Amelio is trying to help, too. She was horrified to hear not only that domestic violence doesn’t come up in law school, but that the topic isn’t even addressed at the Law Society’s Family Law Summit. “Change needs to happen in Canada’s courts,” she says. “Not everyone has the support that I did.” Amelio is working with Family Service Canada to get more people in the justice system talking about domestic violence. She’s even helping create a cheat sheet for lawyers on how to work with survivors. “If I can help even one woman and make it easier for her, that would make such a difference in my life.”
She left, she won, but it’s still not over
In the end, Abdulhusein convinced the family court judge to strike Jake’s pleadings. Amelio got sole custody with no contact, a restraining order and child support. But Jake is still out there, with four outstanding warrants for his arrest. The last Amelio heard, he was somewhere in Alberta.
I finally took my life back—and I’m grateful to the women who helped me do it. These women saved my life. They saved my children’s lives.Cristina Amelio
According to Statistics Canada, 15 per cent of female victims obtain a restraining order, but 32 per cent of those orders are breached. Despite creating a detailed “safety plan” with her support network at the Barbra Schlifer Clinic, Amelio didn’t bother changing her phone number—she knew that Jake would just find it again. He calls her all the time, but when the calls come up “private number,” there’s no proof. She doesn’t even report the calls to the police anymore.
“Two years later and he’s breached every court order,” she says. “It’s never going to stop. He’s never going to leave me alone. But I learned it doesn’t matter if you’re quiet. I was quiet for 10 years and he still hit me. Now I’m speaking up.”
For protection, Amelio started keeping a wrench and a can of bear spray in her car. “I have to be ready,” she says. “I’m back to the brave and fierce woman I was before I met Jake.” Her son tells her that she’s his superhero. “I’m so proud of my kids,” Amelio says. “We worked hard to get here. I finally took my life back—and I’m grateful to the women who helped me do it. These women saved my life.
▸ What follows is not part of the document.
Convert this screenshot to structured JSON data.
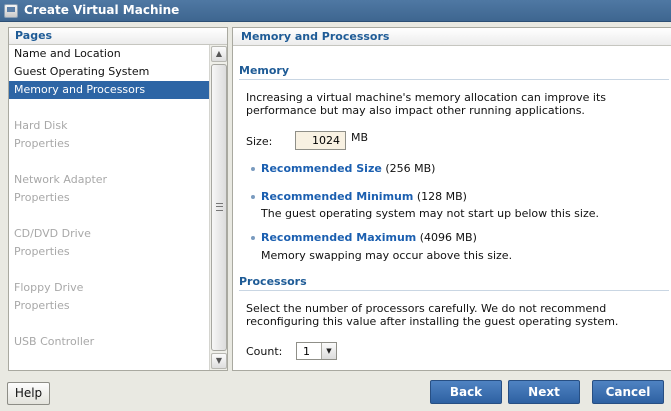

They saved my children’s lives.”
In the end, Amelio says she got lucky. Most domestic abuse survivors don’t have a phalanx of strong, supportive women who know how to navigate the system standing behind them. It’s a system, Amelio says, that needs to change. “The reality is our justice system fails most women in situations like mine.”
There are many things that would make a difference for survivors, including harsher penalties for perpetrators of abuse. (After Amelio read her victim impact statement, the judge apologized for not being able to send Jake to jail—he got away with three years’ probation because he pleaded guilty.) Amelio would also like to see more education and a better understanding of what it’s like for women who have experienced domestic violence. The question, she says, should never be “Why didn’t you leave?” but “Are you safe now?”
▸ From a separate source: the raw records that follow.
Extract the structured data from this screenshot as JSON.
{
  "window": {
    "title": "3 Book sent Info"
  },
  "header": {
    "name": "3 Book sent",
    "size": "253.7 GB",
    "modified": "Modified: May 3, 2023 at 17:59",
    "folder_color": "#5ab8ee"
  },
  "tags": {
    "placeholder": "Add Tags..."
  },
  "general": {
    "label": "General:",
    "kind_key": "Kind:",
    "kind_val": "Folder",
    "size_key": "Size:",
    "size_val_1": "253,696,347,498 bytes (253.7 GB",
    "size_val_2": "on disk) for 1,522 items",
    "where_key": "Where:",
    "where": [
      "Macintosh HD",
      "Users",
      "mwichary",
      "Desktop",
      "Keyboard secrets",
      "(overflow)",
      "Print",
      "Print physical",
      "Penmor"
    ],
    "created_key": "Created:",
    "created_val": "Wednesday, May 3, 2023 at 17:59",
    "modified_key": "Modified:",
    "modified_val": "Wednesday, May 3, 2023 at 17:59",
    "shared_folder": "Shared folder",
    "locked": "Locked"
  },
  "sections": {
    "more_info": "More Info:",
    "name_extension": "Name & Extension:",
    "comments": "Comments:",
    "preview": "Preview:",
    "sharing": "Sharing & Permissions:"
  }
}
Most of all, Amelio says, all survivors should have access to family court support workers and lawyers who understand trauma. Without them, she would never have made it through the justice system. In fact, she’s fairly confident she would never have made it at all.
If you’re experiencing violence or abuse, there is help out there. The Assaulted Women’s Helpline offers a free, anonymous and confidential 24-hour telephone and TTY crisis telephone line to all women in Ontario who have experienced any form of abuse. The National Domestic Violence Hotline and Ending Violence Association of Canada also provide support and contact information for services across the country. You can also call 211, which offers a variety of support services across Canada, from emergency assistance to counselling and daycare—help is available 24 hours a day, seven days a week in 100 different languages.
* Name has been changed